In the terrific story, Clink Clink Clink, widowed Florence Bray dutifully conforms to the world of local chatter, godliness, envy and narrow-mindedness on bus tours to Cornish resorts. On the harbourside at Fowey, however, Florence has an epiphany and finally dismisses her tormenting “best friend” Marjorie Eddie and throws in her lot with the scatological and liberating philosophy of the ancient Mr Drew.

In The Drunken Sunset, Philp offers a savage, but utterly sane take on the world of painters and art collectors. He takes his hero, the happily conventional artist Ronnie Honeychurch, on a gentle odyssey through his past and through the raw Cornish landscapes that inspired Ronnie’s work as a painter. From this, Ronnie is delivered into happy anonymity by a hilarious final gesture towards artiness and its pretensions.

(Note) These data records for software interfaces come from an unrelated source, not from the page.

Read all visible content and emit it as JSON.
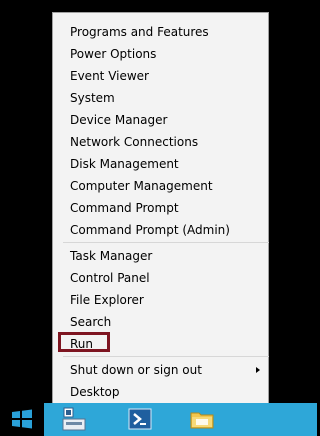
{
  "menu": {
    "group1": [
      "Programs and Features",
      "Power Options",
      "Event Viewer",
      "System",
      "Device Manager",
      "Network Connections",
      "Disk Management",
      "Computer Management",
      "Command Prompt",
      "Command Prompt (Admin)"
    ],
    "group2": [
      "Task Manager",
      "Control Panel",
      "File Explorer",
      "Search",
      "Run"
    ],
    "group3": [
      "Shut down or sign out",
      "Desktop"
    ]
  },
  "taskbar": {
    "start": "windows-logo-icon",
    "icons": [
      "server-manager-icon",
      "powershell-icon",
      "file-explorer-folder-icon"
    ]
  },
  "colors": {
    "menu_bg": "#f3f3f3",
    "highlight": "#7e1521",
    "taskbar": "#2ea7d8",
    "start_logo": "#2aa1d9"
  }
}
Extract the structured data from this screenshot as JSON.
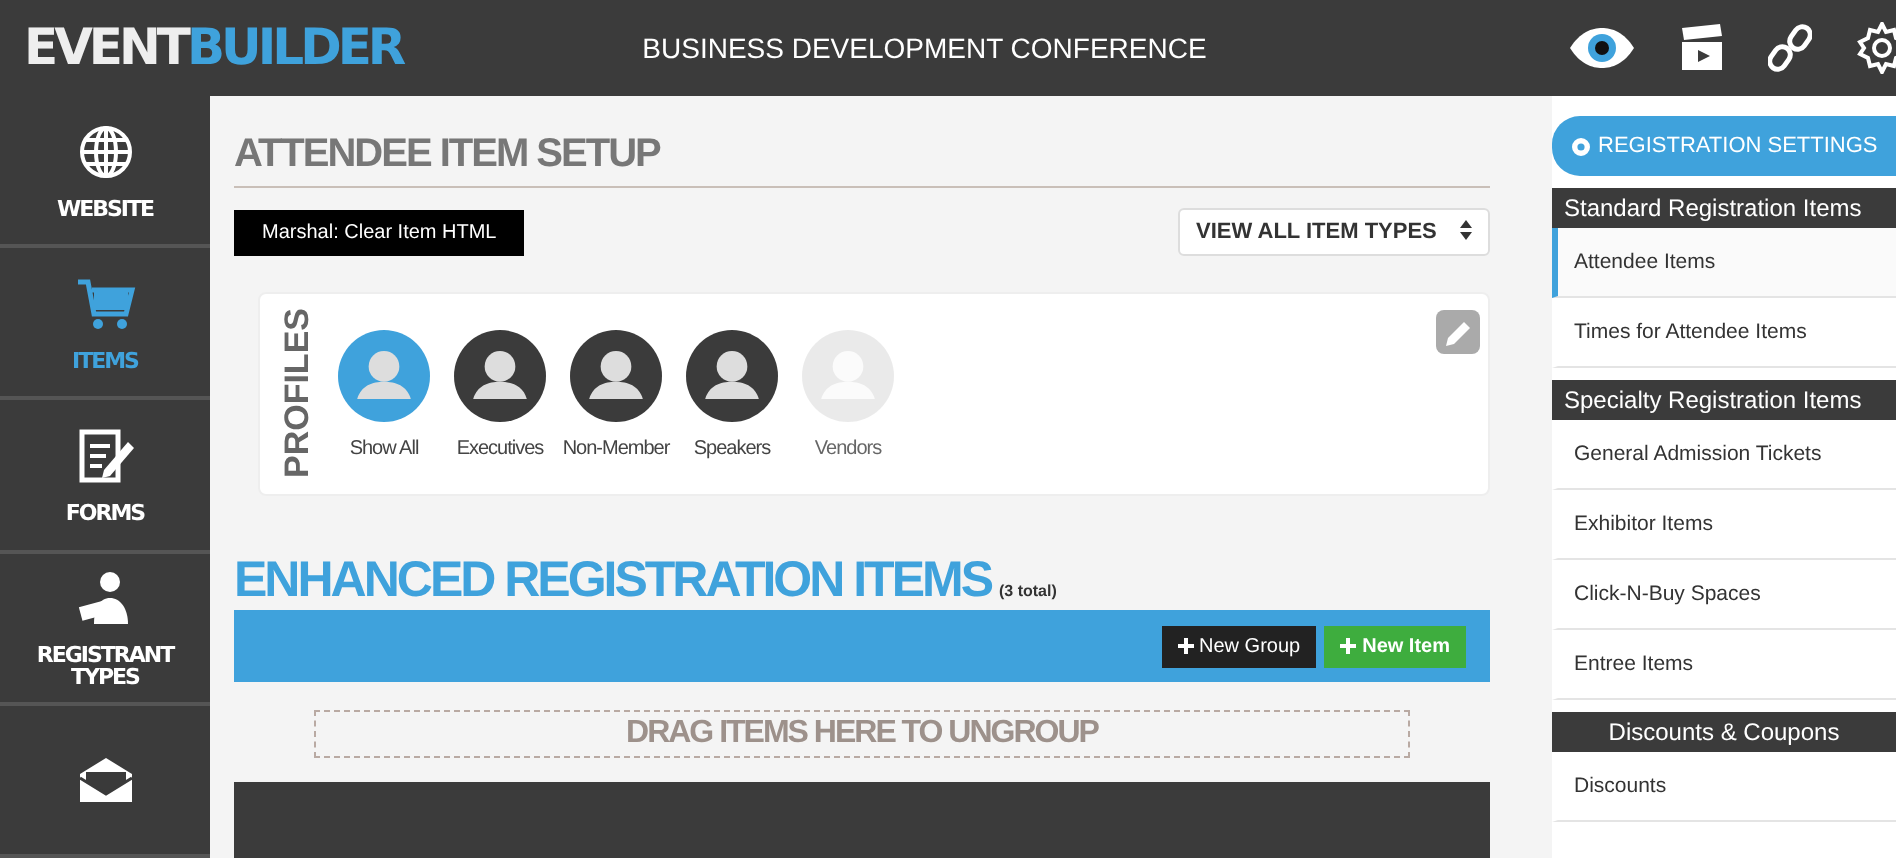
{
  "header": {
    "logo_left": "EVENT",
    "logo_right": "BUILDER",
    "title": "BUSINESS DEVELOPMENT CONFERENCE"
  },
  "sidebar": {
    "items": [
      {
        "label": "WEBSITE",
        "selected": false
      },
      {
        "label": "ITEMS",
        "selected": true
      },
      {
        "label": "FORMS",
        "selected": false
      },
      {
        "label": "REGISTRANT TYPES",
        "selected": false
      },
      {
        "selected": false
      }
    ]
  },
  "main": {
    "heading": "ATTENDEE ITEM SETUP",
    "action_button": "Marshal: Clear Item HTML",
    "type_select": {
      "value": "VIEW ALL ITEM TYPES"
    },
    "profiles": {
      "label": "PROFILES",
      "items": [
        {
          "label": "Show All",
          "selected": true,
          "disabled": false
        },
        {
          "label": "Executives",
          "selected": false,
          "disabled": false
        },
        {
          "label": "Non-Member",
          "selected": false,
          "disabled": false
        },
        {
          "label": "Speakers",
          "selected": false,
          "disabled": false
        },
        {
          "label": "Vendors",
          "selected": false,
          "disabled": true
        }
      ]
    },
    "section": {
      "title": "ENHANCED REGISTRATION ITEMS",
      "count": "(3 total)",
      "buttons": [
        {
          "label": "New Group",
          "kind": "dark"
        },
        {
          "label": "New Item",
          "kind": "green"
        }
      ],
      "drop_zone": "DRAG ITEMS HERE TO UNGROUP"
    }
  },
  "settings": {
    "button": "REGISTRATION SETTINGS",
    "groups": [
      {
        "header": "Standard Registration Items",
        "items": [
          {
            "label": "Attendee Items",
            "selected": true
          },
          {
            "label": "Times for Attendee Items",
            "selected": false
          }
        ]
      },
      {
        "header": "Specialty Registration Items",
        "items": [
          {
            "label": "General Admission Tickets",
            "selected": false
          },
          {
            "label": "Exhibitor Items",
            "selected": false
          },
          {
            "label": "Click-N-Buy Spaces",
            "selected": false
          },
          {
            "label": "Entree Items",
            "selected": false
          }
        ]
      },
      {
        "header": "Discounts & Coupons",
        "items": [
          {
            "label": "Discounts",
            "selected": false
          }
        ]
      }
    ]
  }
}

Most of the stories in One Big Echo Of A Much Nicer Place are about the redemption and renaissance of ordinary people. There is no romanticism, no sentimentality here, no whimsy or quaintness. Nobody in a Martin Philp story trades windy chatter over wine or escapes to the sun. They transcend their apparently dull, dutiful lives to reach the “much nicer place” that lies within themselves.

Cornwall has seen a blossoming of short story writing talent in recent years, not least through the work of the collective Scavel An Gow, with such fine practitioners as Annamaria Murphy and Mercedes Kemp to the fore. The work of these writers has also had welcome exposure through the literary magazine Scryfa, now sadly reaching the end of its fruitful run. A serious loss to Cornish culture; but in promoting short story writing so generously Scryfa has found a real star in Martin Philp and this first collection is likely to be the start of a much wider and deserved recognition for a writer of such exhilarating talent.

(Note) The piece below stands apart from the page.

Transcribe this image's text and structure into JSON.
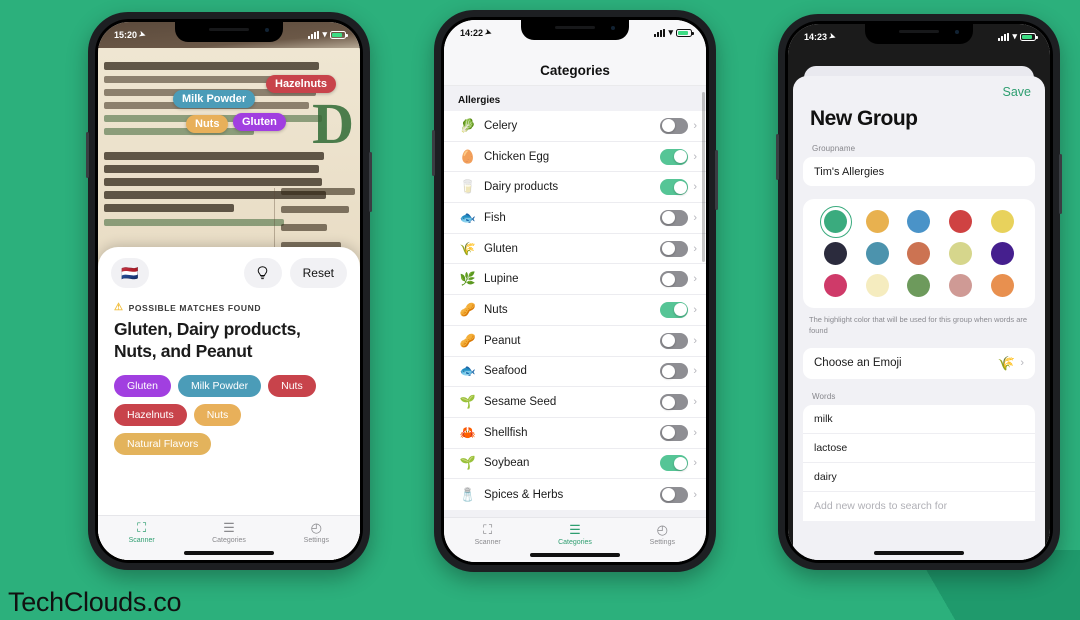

One Big Echo Of A Much Nicer Place by Martin Philp (with a splendid cover painting by Penzance artist Rod Walker) is published by Scryfa at £7.50. It is available from shops, by visiting http://www.onebigecho.wordpress.com or by sending £10 (including p&p) to: Jean Philp, 2 Boskennal Drive, Hayle, Cornwall TR27 4QX. For more information about Scryfa’s unique co-operative publishing scheme, visit: http://www.scryfa.co.uk


Official – The Indian Cornish

January 8, 2010

Following on from my previous post about the Cornish/Indian connection…

I’ve been living in Bangalore for a few months now, and you’d imagine Cornish people would be pretty thin on the ground. But I have discovered an interesting Cornish/India connection in one of my partner’s best friends.

She is an Anglo Indian, a term given to people with a part British, part Indian heritage. This multiracial group was a common phenomenon when the British ruled India because, to put it bluntly, officers and civil servants did a lot of fraternising with the locals.

So, I discovered recently, her grandfather turns out to have been a Cornish soldier based in Bangalore, who had an Indian mistress.

He’s buried somewhere back in Cornwall and I’ve promised to look up the grave and get a picture to her.

It’s not like she’s on the mead and pasties every evening or greets you with a ‘Namaste, my ‘andsome.’

But it’s an undeniable Cornish connection, all the same.

So you’ve met Cousin Jack. Now meet Cousin Ramesh…

It all sounds like good material for a story…